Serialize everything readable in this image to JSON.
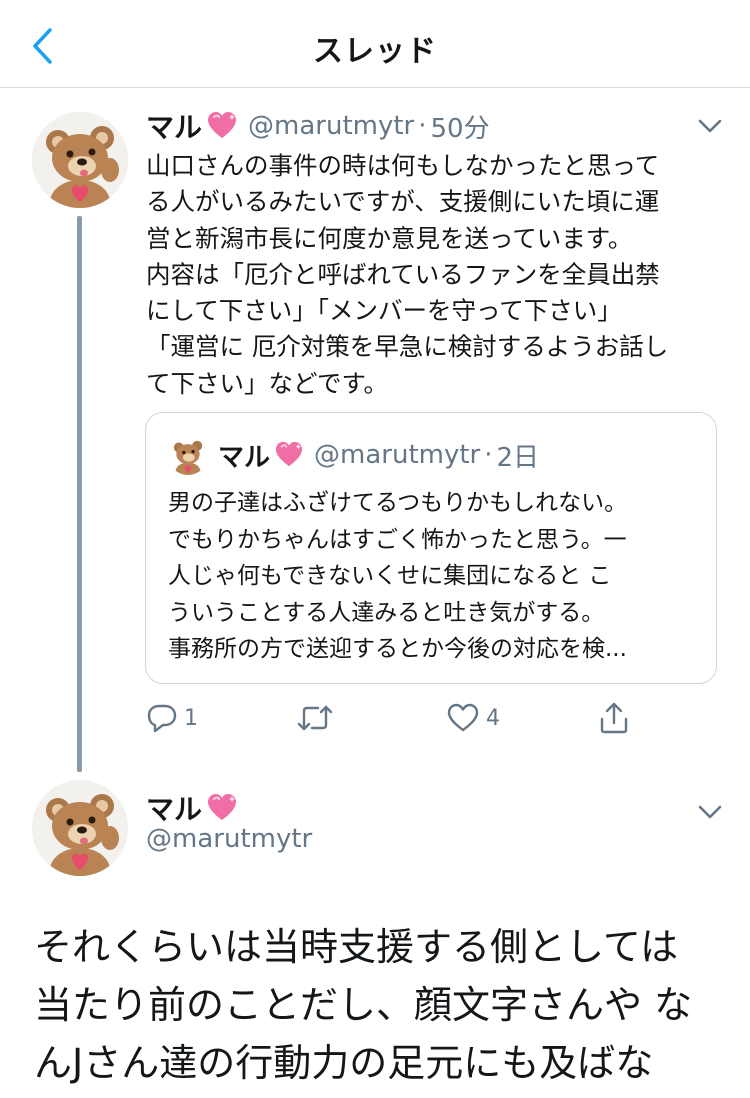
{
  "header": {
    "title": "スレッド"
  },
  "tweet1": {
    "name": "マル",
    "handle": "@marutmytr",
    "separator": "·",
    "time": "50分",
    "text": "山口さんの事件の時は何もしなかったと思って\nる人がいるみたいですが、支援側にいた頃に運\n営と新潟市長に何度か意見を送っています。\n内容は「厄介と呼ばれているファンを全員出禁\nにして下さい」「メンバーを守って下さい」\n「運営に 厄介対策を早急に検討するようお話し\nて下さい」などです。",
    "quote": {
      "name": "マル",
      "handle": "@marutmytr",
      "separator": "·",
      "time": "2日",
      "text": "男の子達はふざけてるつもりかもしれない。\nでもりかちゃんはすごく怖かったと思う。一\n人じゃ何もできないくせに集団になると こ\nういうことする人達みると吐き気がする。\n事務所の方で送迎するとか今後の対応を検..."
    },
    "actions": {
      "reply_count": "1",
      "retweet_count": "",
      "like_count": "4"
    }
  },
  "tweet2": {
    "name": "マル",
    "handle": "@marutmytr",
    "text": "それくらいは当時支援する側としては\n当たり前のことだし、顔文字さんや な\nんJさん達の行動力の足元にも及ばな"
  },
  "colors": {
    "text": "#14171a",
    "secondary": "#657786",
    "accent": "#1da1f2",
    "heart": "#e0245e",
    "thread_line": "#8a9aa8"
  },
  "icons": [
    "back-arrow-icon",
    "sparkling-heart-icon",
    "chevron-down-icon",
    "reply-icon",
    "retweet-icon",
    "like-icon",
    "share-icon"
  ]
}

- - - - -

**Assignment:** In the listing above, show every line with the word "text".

**Result:**
    "text": "山口さんの事件の時は何もしなかったと思って\nる人がいるみたいですが、支援側にいた頃に運\n営と新潟市長に何度か意見を送っています。\n内容は「厄介と呼ばれているファンを全員出禁\nにして下さい」「メンバーを守って下さい」\n「運営に 厄介対策を早急に検討するようお話し\nて下さい」などです。",
      "text": "男の子達はふざけてるつもりかもしれない。\nでもりかちゃんはすごく怖かったと思う。一\n人じゃ何もできないくせに集団になると こ\nういうことする人達みると吐き気がする。\n事務所の方で送迎するとか今後の対応を検..."
    "text": "それくらいは当時支援する側としては\n当たり前のことだし、顔文字さんや な\nんJさん達の行動力の足元にも及ばな"
    "text": "#14171a",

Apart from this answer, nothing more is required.